Items from a dataset
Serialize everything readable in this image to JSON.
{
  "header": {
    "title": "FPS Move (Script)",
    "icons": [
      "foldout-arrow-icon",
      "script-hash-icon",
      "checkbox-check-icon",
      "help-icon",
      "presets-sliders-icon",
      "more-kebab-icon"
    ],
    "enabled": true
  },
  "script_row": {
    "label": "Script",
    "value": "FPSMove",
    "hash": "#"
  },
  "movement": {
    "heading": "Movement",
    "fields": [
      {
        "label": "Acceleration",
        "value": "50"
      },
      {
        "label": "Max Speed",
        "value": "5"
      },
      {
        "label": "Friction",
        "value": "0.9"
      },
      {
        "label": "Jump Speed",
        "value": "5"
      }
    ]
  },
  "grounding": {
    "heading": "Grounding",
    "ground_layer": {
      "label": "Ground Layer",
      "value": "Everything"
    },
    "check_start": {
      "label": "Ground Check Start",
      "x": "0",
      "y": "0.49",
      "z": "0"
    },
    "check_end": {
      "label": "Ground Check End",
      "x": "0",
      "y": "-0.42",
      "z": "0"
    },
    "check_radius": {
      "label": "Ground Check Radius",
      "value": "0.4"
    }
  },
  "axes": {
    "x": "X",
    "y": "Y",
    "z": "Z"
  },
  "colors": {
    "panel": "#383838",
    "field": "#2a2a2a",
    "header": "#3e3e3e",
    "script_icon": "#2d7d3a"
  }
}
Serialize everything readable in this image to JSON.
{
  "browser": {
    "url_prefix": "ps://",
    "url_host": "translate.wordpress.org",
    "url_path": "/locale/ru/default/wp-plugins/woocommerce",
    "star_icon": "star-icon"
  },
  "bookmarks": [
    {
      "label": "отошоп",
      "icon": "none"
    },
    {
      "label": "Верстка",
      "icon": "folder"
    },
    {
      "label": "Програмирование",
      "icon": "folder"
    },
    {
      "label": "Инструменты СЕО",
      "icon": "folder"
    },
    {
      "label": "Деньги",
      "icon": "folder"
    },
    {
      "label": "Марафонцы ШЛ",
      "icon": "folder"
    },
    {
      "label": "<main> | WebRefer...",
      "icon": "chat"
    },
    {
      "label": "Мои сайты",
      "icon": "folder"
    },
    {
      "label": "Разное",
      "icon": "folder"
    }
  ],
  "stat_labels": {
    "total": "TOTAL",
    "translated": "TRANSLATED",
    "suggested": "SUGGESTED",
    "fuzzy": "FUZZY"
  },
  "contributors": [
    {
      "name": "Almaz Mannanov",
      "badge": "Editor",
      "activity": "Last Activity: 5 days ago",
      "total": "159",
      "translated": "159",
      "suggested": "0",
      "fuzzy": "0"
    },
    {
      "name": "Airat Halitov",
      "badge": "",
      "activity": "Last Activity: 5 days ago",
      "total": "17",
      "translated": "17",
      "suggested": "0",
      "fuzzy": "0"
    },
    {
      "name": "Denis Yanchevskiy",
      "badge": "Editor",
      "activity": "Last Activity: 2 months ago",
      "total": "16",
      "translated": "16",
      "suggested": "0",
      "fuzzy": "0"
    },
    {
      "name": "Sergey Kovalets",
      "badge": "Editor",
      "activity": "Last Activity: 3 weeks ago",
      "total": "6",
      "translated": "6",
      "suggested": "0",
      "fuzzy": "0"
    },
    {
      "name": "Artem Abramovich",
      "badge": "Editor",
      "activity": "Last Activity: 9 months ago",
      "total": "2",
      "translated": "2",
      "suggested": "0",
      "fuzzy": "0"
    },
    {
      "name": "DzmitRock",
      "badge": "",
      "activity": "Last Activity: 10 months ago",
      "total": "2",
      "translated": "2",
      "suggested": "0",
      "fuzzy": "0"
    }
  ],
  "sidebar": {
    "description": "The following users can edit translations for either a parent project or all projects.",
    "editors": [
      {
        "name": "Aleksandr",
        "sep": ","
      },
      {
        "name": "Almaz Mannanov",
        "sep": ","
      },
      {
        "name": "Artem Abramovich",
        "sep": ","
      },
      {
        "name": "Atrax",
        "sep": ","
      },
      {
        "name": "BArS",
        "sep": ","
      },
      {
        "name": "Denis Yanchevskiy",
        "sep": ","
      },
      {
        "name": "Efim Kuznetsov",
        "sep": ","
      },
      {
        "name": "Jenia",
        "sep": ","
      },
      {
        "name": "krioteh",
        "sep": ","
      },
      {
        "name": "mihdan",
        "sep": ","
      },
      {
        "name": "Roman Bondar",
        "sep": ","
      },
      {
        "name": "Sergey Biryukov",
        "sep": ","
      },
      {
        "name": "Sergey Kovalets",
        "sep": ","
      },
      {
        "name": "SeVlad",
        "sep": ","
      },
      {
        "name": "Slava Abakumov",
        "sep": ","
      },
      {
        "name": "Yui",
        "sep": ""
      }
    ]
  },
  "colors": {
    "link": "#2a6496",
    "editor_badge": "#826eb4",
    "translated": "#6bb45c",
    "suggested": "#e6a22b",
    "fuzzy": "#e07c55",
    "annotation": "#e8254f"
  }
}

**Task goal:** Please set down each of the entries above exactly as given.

**Written solution:**
Serialize everything readable in this image to JSON.
{
  "header": {
    "title": "FPS Move (Script)",
    "icons": [
      "foldout-arrow-icon",
      "script-hash-icon",
      "checkbox-check-icon",
      "help-icon",
      "presets-sliders-icon",
      "more-kebab-icon"
    ],
    "enabled": true
  },
  "script_row": {
    "label": "Script",
    "value": "FPSMove",
    "hash": "#"
  },
  "movement": {
    "heading": "Movement",
    "fields": [
      {
        "label": "Acceleration",
        "value": "50"
      },
      {
        "label": "Max Speed",
        "value": "5"
      },
      {
        "label": "Friction",
        "value": "0.9"
      },
      {
        "label": "Jump Speed",
        "value": "5"
      }
    ]
  },
  "grounding": {
    "heading": "Grounding",
    "ground_layer": {
      "label": "Ground Layer",
      "value": "Everything"
    },
    "check_start": {
      "label": "Ground Check Start",
      "x": "0",
      "y": "0.49",
      "z": "0"
    },
    "check_end": {
      "label": "Ground Check End",
      "x": "0",
      "y": "-0.42",
      "z": "0"
    },
    "check_radius": {
      "label": "Ground Check Radius",
      "value": "0.4"
    }
  },
  "axes": {
    "x": "X",
    "y": "Y",
    "z": "Z"
  },
  "colors": {
    "panel": "#383838",
    "field": "#2a2a2a",
    "header": "#3e3e3e",
    "script_icon": "#2d7d3a"
  }
}
Serialize everything readable in this image to JSON.
{
  "browser": {
    "url_prefix": "ps://",
    "url_host": "translate.wordpress.org",
    "url_path": "/locale/ru/default/wp-plugins/woocommerce",
    "star_icon": "star-icon"
  },
  "bookmarks": [
    {
      "label": "отошоп",
      "icon": "none"
    },
    {
      "label": "Верстка",
      "icon": "folder"
    },
    {
      "label": "Програмирование",
      "icon": "folder"
    },
    {
      "label": "Инструменты СЕО",
      "icon": "folder"
    },
    {
      "label": "Деньги",
      "icon": "folder"
    },
    {
      "label": "Марафонцы ШЛ",
      "icon": "folder"
    },
    {
      "label": "<main> | WebRefer...",
      "icon": "chat"
    },
    {
      "label": "Мои сайты",
      "icon": "folder"
    },
    {
      "label": "Разное",
      "icon": "folder"
    }
  ],
  "stat_labels": {
    "total": "TOTAL",
    "translated": "TRANSLATED",
    "suggested": "SUGGESTED",
    "fuzzy": "FUZZY"
  },
  "contributors": [
    {
      "name": "Almaz Mannanov",
      "badge": "Editor",
      "activity": "Last Activity: 5 days ago",
      "total": "159",
      "translated": "159",
      "suggested": "0",
      "fuzzy": "0"
    },
    {
      "name": "Airat Halitov",
      "badge": "",
      "activity": "Last Activity: 5 days ago",
      "total": "17",
      "translated": "17",
      "suggested": "0",
      "fuzzy": "0"
    },
    {
      "name": "Denis Yanchevskiy",
      "badge": "Editor",
      "activity": "Last Activity: 2 months ago",
      "total": "16",
      "translated": "16",
      "suggested": "0",
      "fuzzy": "0"
    },
    {
      "name": "Sergey Kovalets",
      "badge": "Editor",
      "activity": "Last Activity: 3 weeks ago",
      "total": "6",
      "translated": "6",
      "suggested": "0",
      "fuzzy": "0"
    },
    {
      "name": "Artem Abramovich",
      "badge": "Editor",
      "activity": "Last Activity: 9 months ago",
      "total": "2",
      "translated": "2",
      "suggested": "0",
      "fuzzy": "0"
    },
    {
      "name": "DzmitRock",
      "badge": "",
      "activity": "Last Activity: 10 months ago",
      "total": "2",
      "translated": "2",
      "suggested": "0",
      "fuzzy": "0"
    }
  ],
  "sidebar": {
    "description": "The following users can edit translations for either a parent project or all projects.",
    "editors": [
      {
        "name": "Aleksandr",
        "sep": ","
      },
      {
        "name": "Almaz Mannanov",
        "sep": ","
      },
      {
        "name": "Artem Abramovich",
        "sep": ","
      },
      {
        "name": "Atrax",
        "sep": ","
      },
      {
        "name": "BArS",
        "sep": ","
      },
      {
        "name": "Denis Yanchevskiy",
        "sep": ","
      },
      {
        "name": "Efim Kuznetsov",
        "sep": ","
      },
      {
        "name": "Jenia",
        "sep": ","
      },
      {
        "name": "krioteh",
        "sep": ","
      },
      {
        "name": "mihdan",
        "sep": ","
      },
      {
        "name": "Roman Bondar",
        "sep": ","
      },
      {
        "name": "Sergey Biryukov",
        "sep": ","
      },
      {
        "name": "Sergey Kovalets",
        "sep": ","
      },
      {
        "name": "SeVlad",
        "sep": ","
      },
      {
        "name": "Slava Abakumov",
        "sep": ","
      },
      {
        "name": "Yui",
        "sep": ""
      }
    ]
  },
  "colors": {
    "link": "#2a6496",
    "editor_badge": "#826eb4",
    "translated": "#6bb45c",
    "suggested": "#e6a22b",
    "fuzzy": "#e07c55",
    "annotation": "#e8254f"
  }
}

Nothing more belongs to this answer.